Your New Diversity Officer
Enforcer or Social Visionary
Diversity is having a moment in the cultural sector. Just in the last two months, I’ve seen three new diversity job openings at major cultural institutions. Many other networks and not-for-profit organizations are beginning to hang their hat on a commitment to diversity in their programming.
Suddenly, people are looking around and feeling slightly embarrassed by the lack of brown faces at the table. As a result, the phrase “leadership pipeline” is used so often that it triggers images of artists of color climbing out of a tunnel toward the light of scarce leadership positions within the sparkly white halls of the art world.
I know I sound jaded and skeptical about this moment, but don’t be fooled—I am a believer too. In fact, I think the true believers have the responsibility of bringing a critical eye to this current trend. I’ve spent the last fifteen years working in both large and small New York cultural organizations run by people of color in East Harlem and Bushwick. I’ve also worked with organizations whose headquarters on Fifth Avenue are several miles away from the community schools they actually serve. I understand the landscape of the not-for-profit art sector fairly well.
As a Black woman, I’ve experienced having a boss who cares about me and has made it her duty to cultivate my leadership. I also know what it’s like to have a boss who views my position as disposable, and doesn’t regard my input despite the very impact of my programming contributions. In other words, I haven’t always been guaranteed a seat at the leadership table.
So, let’s be very clear: your diversity officer will not save you because the challenges that cultural organizations face in relation to diversity are deeply entrenched in the culture of leadership. On the surface, hiring someone to address issues of diversity in your organization sounds smart. It’s a clear and concrete action an organization can take to begin creating change. It also requires a financial investment and it looks good on the printed pages of any annual report.
But I challenge you to read a diversity officer’s job description and tell me: how much of this person’s work responsibilities translate into real, sustainable change within the organization? I read one posting that was loaded with administrative responsibilities. I wondered when this person would have time to do organizational development that fosters a more diverse work environment.
But it doesn’t have to be that way. The very construction of the diversity officer’s role requires some imagination and forward thinking. You have to decide whom you want at the table to help make these decisions. Do you want an enforcer, or a social visionary?

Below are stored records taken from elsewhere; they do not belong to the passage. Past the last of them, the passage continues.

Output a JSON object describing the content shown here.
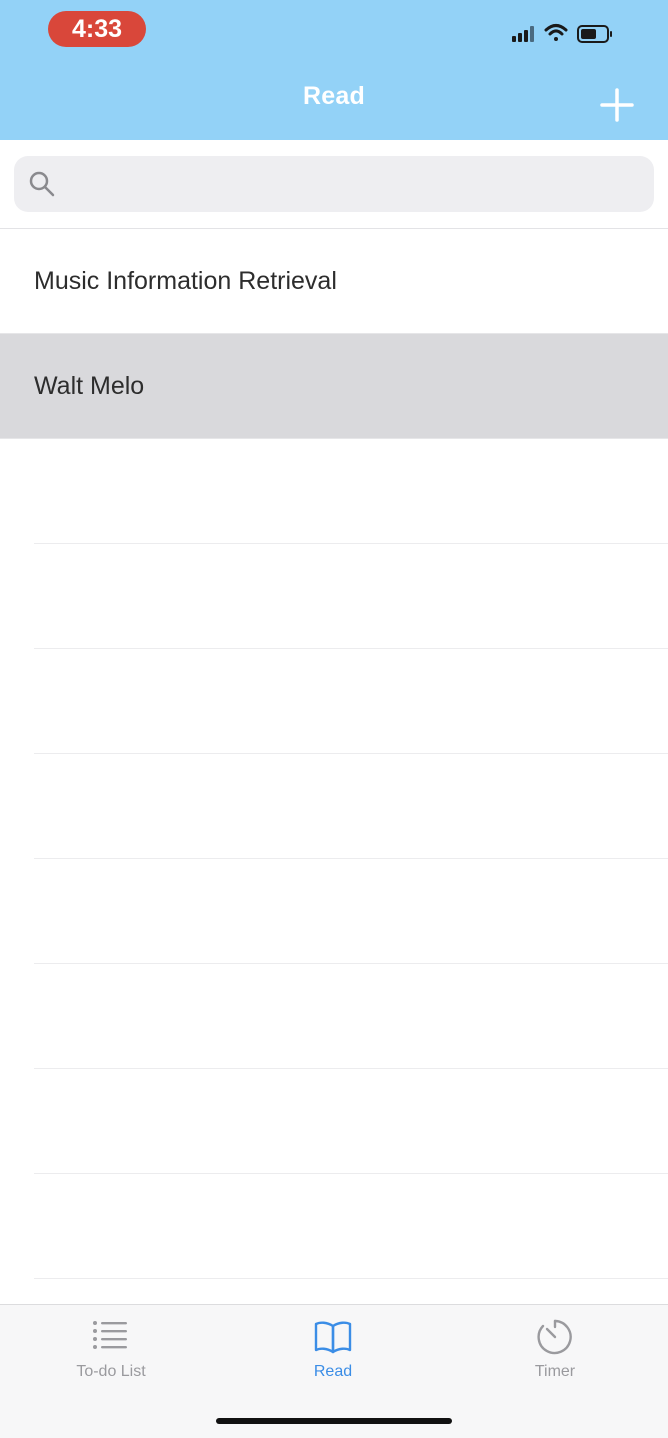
{
  "status_bar": {
    "time": "4:33"
  },
  "nav": {
    "title": "Read",
    "add_icon": "plus-icon"
  },
  "search": {
    "placeholder": "",
    "value": "",
    "icon": "search-icon"
  },
  "list": {
    "items": [
      {
        "label": "Music Information Retrieval",
        "selected": false
      },
      {
        "label": "Walt Melo",
        "selected": true
      }
    ]
  },
  "tab_bar": {
    "tabs": [
      {
        "label": "To-do List",
        "icon": "list-icon",
        "active": false
      },
      {
        "label": "Read",
        "icon": "book-icon",
        "active": true
      },
      {
        "label": "Timer",
        "icon": "timer-icon",
        "active": false
      }
    ]
  },
  "colors": {
    "header_bg": "#93d2f7",
    "time_pill": "#d9473a",
    "selected_row": "#d9d9dc",
    "active_tab": "#3b8de6",
    "inactive_tab": "#9a9a9e"
  }
}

So, let’s be very clear: your diversity officer will not save you because the challenges that cultural organizations face in relation to diversity are deeply entrenched in the culture of leadership.
The Enforcer vs. The Social Visionary
Ask any experienced arts administrator whether they prefer doing diversity work, or community engagement. They will most likely choose community engagement. Yet, diversity officers are often “enforcers.” They’re the compliance advocates of the not-for-profit world. They tell us what we’re not doing right, where we’ve fallen short, and how to fill in the gaps. Enforcers don’t get to be creative. They don’t get to inspire and they certainly don’t get to influence the organization’s vision. When you’re an enforcer, you’re like a hammer and everything looks like a nail.
On the other hand, the social visionary is someone who listens, and watches with curiosity to discover how the mission and guiding principles of their company aligns with daily operations. They challenge the organization to live up to its vision and they work in partnership with the leadership; in fact, they are apart of the leadership of the organization. They use community engagement practices to bring everyone to the table. They listen deeply; they collaborate; and they ensure everyone collectively knows that we’re responsible for upholding the organization’s vision together. They are not the saviors, but they are the kind of leaders that model shared power. If we had more shared leadership like this, we wouldn’t need a “leadership pipeline.”
Ultimately, the social visionary understands that diversity is not just one value, but many values that challenge us to see each other and ourselves differently. They encourage us to hold onto our complex, varied identities. As a result, our systems have to change along with our funding streams, and the language we use to describe the communities we serve. It’s visionary work because diversity officers have to get the members of your team to say: “Yes!” to creating the kind of change that transforms inequality, which requires an irresistible vision for others to run toward. While a diversity position is a start, it is only the beginning.
Who are the social visionaries among you? Find them, empower them, and then follow them.